Once you have everything together your offer is ready to send to the seller’s agent for consideration. Remember, that your strongest leverage at this point is seeming experienced and together. Too often agents will let clients send bits and pieces of an offer to the listing agent, and this sends the wrong message to start.
This post is the first formal post in my “Buying A Home” series, but is actually somewhat of a prelude to the entire series. For more information and tips about beginning your search for a new home please see my post “Not Sure What You Are Looking For?”
This series is written to help serve as a guide for all buyers; especially for first-time homebuyers and those who haven’t made a purchase in a long time. I hear too often now from potential buyers that they don’t know what the steps are to buy a new home, and it seems like a daunting task, especially when they Google the steps or check out a book store for a guide to buying a home. The massive number of articles online, and thick books in bookstores can easily make purchasing a home seem like an extremely complicated process.

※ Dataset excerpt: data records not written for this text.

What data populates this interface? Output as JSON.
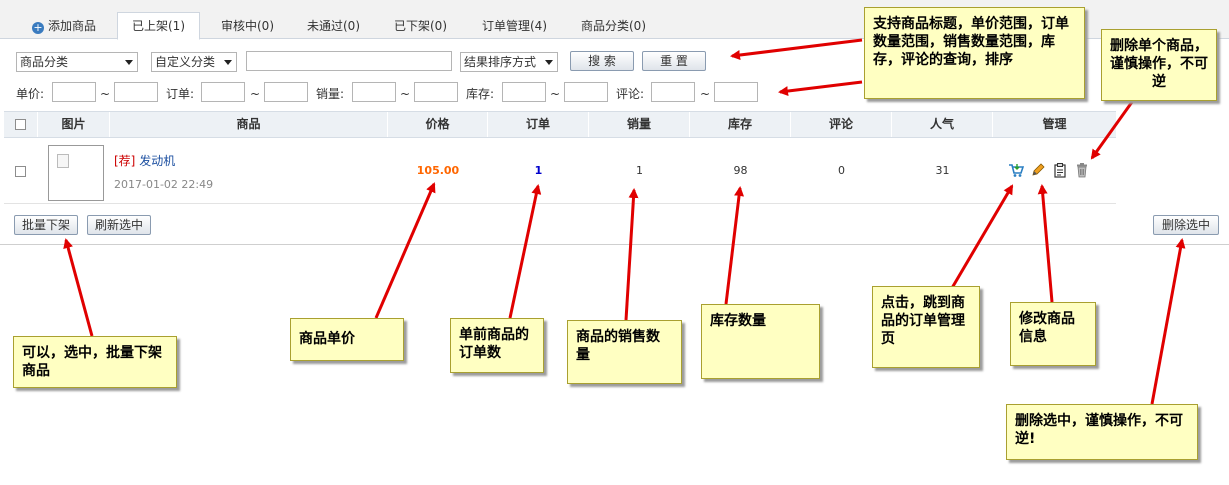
{
  "tabs": [
    {
      "label": "添加商品"
    },
    {
      "label": "已上架(1)"
    },
    {
      "label": "审核中(0)"
    },
    {
      "label": "未通过(0)"
    },
    {
      "label": "已下架(0)"
    },
    {
      "label": "订单管理(4)"
    },
    {
      "label": "商品分类(0)"
    }
  ],
  "filters": {
    "category": "商品分类",
    "custom_category": "自定义分类",
    "sort": "结果排序方式",
    "search_btn": "搜 索",
    "reset_btn": "重 置",
    "price": "单价:",
    "order": "订单:",
    "sales": "销量:",
    "stock": "库存:",
    "comment": "评论:",
    "tilde": "~"
  },
  "table": {
    "headers": [
      "图片",
      "商品",
      "价格",
      "订单",
      "销量",
      "库存",
      "评论",
      "人气",
      "管理"
    ],
    "row": {
      "tag": "[荐]",
      "name": "发动机",
      "date": "2017-01-02 22:49",
      "price": "105.00",
      "orders": "1",
      "sales": "1",
      "stock": "98",
      "comments": "0",
      "popularity": "31"
    }
  },
  "bulk": {
    "offline": "批量下架",
    "refresh": "刷新选中",
    "delete": "删除选中"
  },
  "notes": {
    "search": "支持商品标题，单价范围，订单数量范围，销售数量范围，库存，评论的查询，排序",
    "delete_one": "删除单个商品，谨慎操作，不可逆",
    "bulk_offline": "可以，选中，批量下架商品",
    "price": "商品单价",
    "orders": "单前商品的订单数",
    "sales": "商品的销售数量",
    "stock": "库存数量",
    "order_page": "点击，跳到商品的订单管理页",
    "edit": "修改商品信息",
    "delete_sel": "删除选中，谨慎操作，不可逆!"
  },
  "colors": {
    "price": "#ff6600",
    "orders": "#0000cc",
    "note_bg": "#ffffc2",
    "arrow": "#e00000"
  }
}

Purchasing a home can be quite easy though, and over the course of this blog series, I will break the process into a number of simple steps that will make the steps clearer, and more navigable for any buyer.
The absolute first step to buying a new house is to make sure that you qualify for a mortgage, and which type of mortgage is best for your budget. Purchasing a house is one of the biggest investments of your life, and will almost always include you getting a mortgage to help with your purchase. An easy way to find a reliable mortgage officer is to ask family and friends. Chances are that someone you know worked with a mortgage officer that they found very easy to work with. Put together a list of mortgage officers recommended by friends and family, and call them to ask about their interest rates, and any specials they might be able to offer you, and share with them your plans so they can speak to your needs.
Once you have spoken to a few mortgage officers and feel comfortable working with one, you will want to ask to be pre-approved for a mortgage. In order to be pre-approved you will need to provide important personal and financial information so your pre-approval can be as accurate as possible. Each lender has their own pre-approval process, so the details and requirements will vary.
As a part of your pre-approval, the mortgage officer may approve you for the maximum amount possible by default, but you should focus on the monthly payment amount. To ensure that you are comfortable with the monthly mortgage payment you will want to discuss your ideal payment with the mortgage officer so he or she can find the price range of houses that best match your budget.
In my experience, there is nothing worse than seeing houses at the top of your price range only to find out that you aren’t comfortable with the associated monthly payment, and having to begin your house search all over again in a lower price range. Likewise, you want to make sure that you aren’t being so conservative with your monthly payment that it will make it nearly impossible to find a home that matches what you are looking for.
Once you receive your pre-approval letter from the mortgage officer send it to your Realtor and let them know that you are ready to start setting showings to kick-off your search for a new home.